Alex Boyd said...

One of the main reasons I started my Sonnets project was a general dissatisfaction with landscape photography in the UK. Many are following in the footsteps of Cornish and Prior and endlessly taking the same shots of the same rocks, trees and mountains from the same locations. I've even seen photographers taking books and trying to make sure they are in 'that' spot.

Naturally there is nothing wrong with this - people want to strive to create the best images they can, and who better to use as reference than some of the best known contemporary photographers? Its also made easier when you can now park in these places and walk about 3 feet to set up your tripod.

My problem with this however is that somewhere as complex, beautiful and as temperamental as Skye is reduced to a series of postcard shots, and I feel that this doesn't do the scenery much justice, and doesn't stretch the creativity of the photographer. If anything I feel that these shots (when taken for commercial reasons) are trapping photographers in an endless cycle of repetition, and that little new or exciting is being created. If anything I feel that these photographers are holding the craft back.

I myself for example have taken countless shots of that most photographed of mountains Buachaille Etive Mor - the difference is I wouldn't try and sell prints of this as I feel that the market is utterly saturated with shortbread tin style images of this special place.

James Dyas Davidson said...

My feelings too at the moment. I see no harm in copying tried and tested, winning formulas so that you can move on to your own style or find your 'voice' in your photography. Imitate then innovate. (Read this recently: )

Where I fall down is failing to study other photographers enough to realise how cliched my work is. Also, I need to apply my brain more first BEFORE I press the shutter. But at least I'm evaluating my work and striving to be better. Most of all, I'm enjoying it at the same time.

Thanks for the comment Alex.

Rob Hudson said...

I'll try to get this to post again!

As I was saying...

I entirely agree with Alex about the current state of much landscape photography and again it was the motivation for some of my recent projects including Skirrd Hill -

The problem lies with nineteenth century attitudes to beauty residing within the complex, and often contradictory spheres of Romanticism and the sublime. Which ignore at least 100 years of art practice in other spheres. Landscape photography seems to plod on, blinkered; to ideas, change, modernity and intellectual examination of any sort. And without that self examination it will remain in a rut.

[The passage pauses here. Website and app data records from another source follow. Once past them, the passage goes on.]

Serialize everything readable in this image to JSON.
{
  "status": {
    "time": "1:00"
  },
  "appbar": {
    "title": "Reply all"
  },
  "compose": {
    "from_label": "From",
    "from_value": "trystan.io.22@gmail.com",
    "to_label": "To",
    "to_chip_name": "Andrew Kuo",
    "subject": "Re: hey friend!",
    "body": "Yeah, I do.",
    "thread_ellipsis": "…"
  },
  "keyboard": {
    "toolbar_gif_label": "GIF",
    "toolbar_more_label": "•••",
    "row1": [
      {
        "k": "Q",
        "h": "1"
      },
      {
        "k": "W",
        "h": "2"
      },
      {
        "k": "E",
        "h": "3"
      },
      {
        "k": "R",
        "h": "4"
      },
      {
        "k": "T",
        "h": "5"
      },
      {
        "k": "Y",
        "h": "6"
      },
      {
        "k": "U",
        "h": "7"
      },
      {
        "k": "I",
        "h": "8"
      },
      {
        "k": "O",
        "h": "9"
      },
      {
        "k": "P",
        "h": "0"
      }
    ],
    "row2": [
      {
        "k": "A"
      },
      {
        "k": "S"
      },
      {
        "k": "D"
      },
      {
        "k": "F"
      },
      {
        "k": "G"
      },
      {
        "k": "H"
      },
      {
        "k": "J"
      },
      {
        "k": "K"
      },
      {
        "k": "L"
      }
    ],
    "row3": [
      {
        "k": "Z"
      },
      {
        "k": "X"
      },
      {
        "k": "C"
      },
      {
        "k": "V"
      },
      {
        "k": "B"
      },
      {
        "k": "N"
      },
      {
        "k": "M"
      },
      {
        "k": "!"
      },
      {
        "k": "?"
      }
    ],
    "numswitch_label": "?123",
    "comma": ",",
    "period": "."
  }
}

I feel the only way to break free of the trap of cliché and move forward is not so much to study the "greats" of landscape photography, technique etc, but to study art practice of the past 100 years, to realise what the motivations behind creativity are and to develop our own motivation and our own techniques to realise them.

Suzanne Edge said...

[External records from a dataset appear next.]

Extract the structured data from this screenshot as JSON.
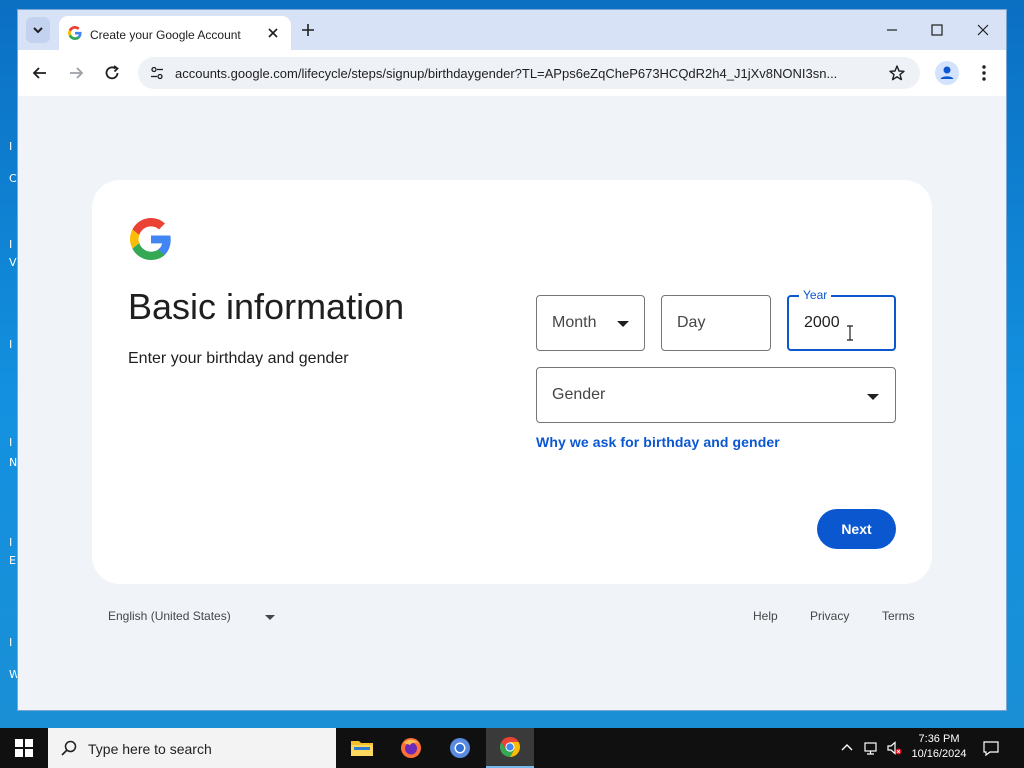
{
  "browser": {
    "tab_title": "Create your Google Account",
    "url": "accounts.google.com/lifecycle/steps/signup/birthdaygender?TL=APps6eZqCheP673HCQdR2h4_J1jXv8NONI3sn..."
  },
  "page": {
    "heading": "Basic information",
    "subheading": "Enter your birthday and gender",
    "month": {
      "placeholder": "Month"
    },
    "day": {
      "placeholder": "Day"
    },
    "year": {
      "label": "Year",
      "value": "2000"
    },
    "gender": {
      "placeholder": "Gender"
    },
    "why_link": "Why we ask for birthday and gender",
    "next_label": "Next"
  },
  "footer": {
    "language": "English (United States)",
    "links": {
      "help": "Help",
      "privacy": "Privacy",
      "terms": "Terms"
    }
  },
  "taskbar": {
    "search_placeholder": "Type here to search",
    "time": "7:36 PM",
    "date": "10/16/2024"
  },
  "colors": {
    "accent": "#0b57d0",
    "card_bg": "#ffffff",
    "page_bg": "#f0f4f9"
  }
}
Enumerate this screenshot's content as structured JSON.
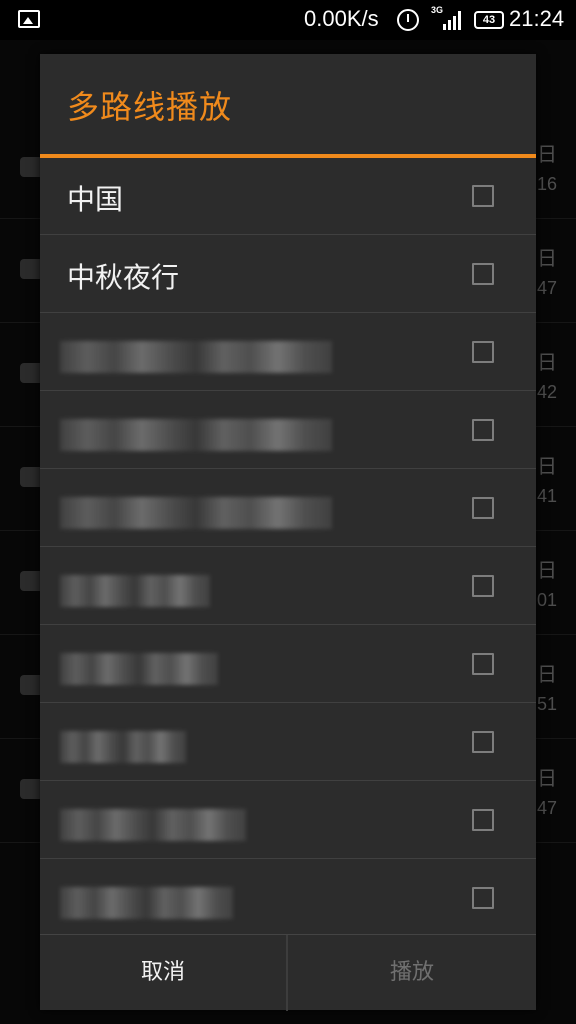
{
  "status_bar": {
    "network_speed": "0.00K/s",
    "network_type": "3G",
    "battery": "43",
    "time": "21:24",
    "icons": [
      "image-notification-icon",
      "alarm-icon",
      "signal-icon",
      "battery-icon"
    ]
  },
  "background_list": {
    "rows": [
      {
        "right_top": "日",
        "right_bottom": "16"
      },
      {
        "right_top": "日",
        "right_bottom": "47"
      },
      {
        "right_top": "日",
        "right_bottom": "42"
      },
      {
        "right_top": "日",
        "right_bottom": "41"
      },
      {
        "right_top": "日",
        "right_bottom": "01"
      },
      {
        "right_top": "日",
        "right_bottom": "51"
      },
      {
        "right_top": "日",
        "right_bottom": "47"
      }
    ]
  },
  "dialog": {
    "title": "多路线播放",
    "items": [
      {
        "label": "中国",
        "checked": false
      },
      {
        "label": "中秋夜行",
        "checked": false
      },
      {
        "label": "",
        "checked": false,
        "obscured": true
      },
      {
        "label": "",
        "checked": false,
        "obscured": true
      },
      {
        "label": "",
        "checked": false,
        "obscured": true
      },
      {
        "label": "",
        "checked": false,
        "obscured": true
      },
      {
        "label": "",
        "checked": false,
        "obscured": true
      },
      {
        "label": "",
        "checked": false,
        "obscured": true
      },
      {
        "label": "",
        "checked": false,
        "obscured": true
      },
      {
        "label": "",
        "checked": false,
        "obscured": true
      }
    ],
    "cancel_label": "取消",
    "play_label": "播放",
    "accent_color": "#f08a1c"
  }
}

These are really interesting comments..especially following art practice rather than specifically landscape photography greats.
But to be less intellectual and a bit more practical...
The reason I came back to this post is because it's been sticking on my mind recently - the part about whether you have to do other part time work to make ends meet while you follow your path.
It came to me recently that I have been looking at my business the wrong way - I have been expecting to earn a living (by popular work or own artistic endeavour) but also to feed the family and feed the business. How many people start a business (whether it is a shop or online or developing a product) and take a wage from day one? It doesn't happen like that in other industries so why should I expect it to in this one. So I suppose this is why many turn to other work or giving workshops - because starting any business doesn't pay the bills from day one.
It is possible to make a good living from photography (or any artistic medium) but one only makes decent returns (like any other business) by speculating to accumulate - by big investment...and going back to landscapes that investment comes in terms of travel, exhibitions, pr, marketing, website, kit - you name it. This is the case whether your work is popular or off the beaten track.
I think I drifted off-topic - but your post has been making me think...